  • Apply the paste (flour poultice) to the stained area using a plastic spoon or a spatula. Cover the area with a plastic wrap and press it firmly over the stain. With a fork or toothpick, poke holes into the plastic wrap and let the poultice dry for around 24 hours.
  • Then, remove the plastic wrap, discard it and let the poultice dry completely. Once it dries completely, remove the poultice and throw it away. If there is any ink mark remaining, repeat the entire process all over again.
  • When the stain is completely removed, apply some pH-neutral soap to a soft, damp sponge. Clean the area with the soap and then remove the soapy residue with a clean, damp sponge.
Flour Jar


You can use a clean cloth dipped with some lacquer thinner to remove a small drip of paint off your marble countertop or you can scrape the drip off carefully using a razor blade. For a larger paint stain, you will need to use a commercial paint remover. However, you must take care as the paint stripper can cause etching in the marble, which may require re-polishing after the removal of the paint.

To use a commercial paint remover, follow the manufacturer’s instructions and then clean the area with water thoroughly. Ensure that you wear eye protection and rubber gloves and work in a well-ventilated area.

Rings and Water Spots

You can use a 0000-rated dry steel wool pad to buff out rings and water spots from your marble countertops. This can also be used to buff small nicks and scratches on the surface. For larger issues, you may have to resort to re-polishing of the countertops. To avoid these problems in the future, it is recommended that you use trivets and coasters.


Rust or iron stains are usually brownish or orange-ish in color, while bronze or copper stains are usually muddy brown or green. Whatever metal may have caused the stain, these kinds of stains tend to be quite deep-seated and stubborn, especially rust stains. You can tackle metal stains using a poultice.

  • You can buy pre-mixed poultices from your local home store and mix with water to make a thick paste.
  • Apply it on the stain in a thickness of 1/4  to 1/2 an inch and spread it evenly using a plastic or wooden spatula.
  • Cover the poultice with plastic wrap and secure it tightly on all sides with tape and let it rest for 24-48 hours.
  • Remove the plastic wrap and let the poultice to dry completely and pull the stain from the marble.
  • When the poultice is completely dry, remove with a plastic or wooden scraper.
  • Rinse the area with clean water and buff it with a soft cloth.
Kitchen and Table Setting

Since marble is a porous stone, it is recommended that you use a sealant and seal the marble as a barrier that can help to prevent a spill from turning into a stain that you simply cannot get out of the stone.
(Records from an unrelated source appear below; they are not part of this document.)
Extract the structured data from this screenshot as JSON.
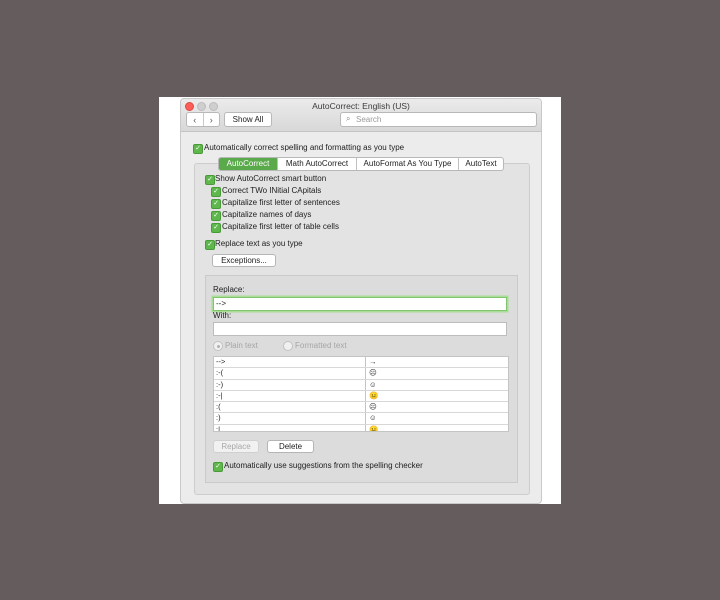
{
  "window": {
    "title": "AutoCorrect: English (US)"
  },
  "toolbar": {
    "back_glyph": "‹",
    "forward_glyph": "›",
    "show_all_label": "Show All",
    "search_placeholder": "Search",
    "search_icon": "magnifier-icon"
  },
  "auto_correct_main": {
    "label": "Automatically correct spelling and formatting as you type",
    "checked": true
  },
  "tabs": [
    {
      "label": "AutoCorrect",
      "active": true
    },
    {
      "label": "Math AutoCorrect",
      "active": false
    },
    {
      "label": "AutoFormat As You Type",
      "active": false
    },
    {
      "label": "AutoText",
      "active": false
    }
  ],
  "options": {
    "show_smart_button": "Show AutoCorrect smart button",
    "two_initial_caps": "Correct TWo INitial CApitals",
    "cap_first_sentence": "Capitalize first letter of sentences",
    "cap_days": "Capitalize names of days",
    "cap_table_cells": "Capitalize first letter of table cells",
    "replace_text": "Replace text as you type"
  },
  "exceptions_label": "Exceptions...",
  "replace": {
    "label": "Replace:",
    "value": "-->"
  },
  "with": {
    "label": "With:",
    "value": ""
  },
  "format": {
    "plain": "Plain text",
    "formatted": "Formatted text"
  },
  "table": {
    "rows": [
      {
        "replace": "-->",
        "with": "→"
      },
      {
        "replace": ":-(",
        "with": "☹"
      },
      {
        "replace": ":-)",
        "with": "☺"
      },
      {
        "replace": ":-|",
        "with": "😐"
      },
      {
        "replace": ":(",
        "with": "☹"
      },
      {
        "replace": ":)",
        "with": "☺"
      },
      {
        "replace": ":|",
        "with": "😐"
      }
    ]
  },
  "actions": {
    "replace_label": "Replace",
    "delete_label": "Delete"
  },
  "spelling_suggestions": "Automatically use suggestions from the spelling checker",
  "colors": {
    "accent": "#5aa94a",
    "background": "#655d5d"
  }
}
It is recommended that you re-seal your marble countertop every 3-6 months, using a natural stone sealer that is available online or at any local home improvement store. Now, that you have learned how to clean marble countertops, you can make sure that they remain clean and sparkling, adding to the beauty of your kitchen for years to come.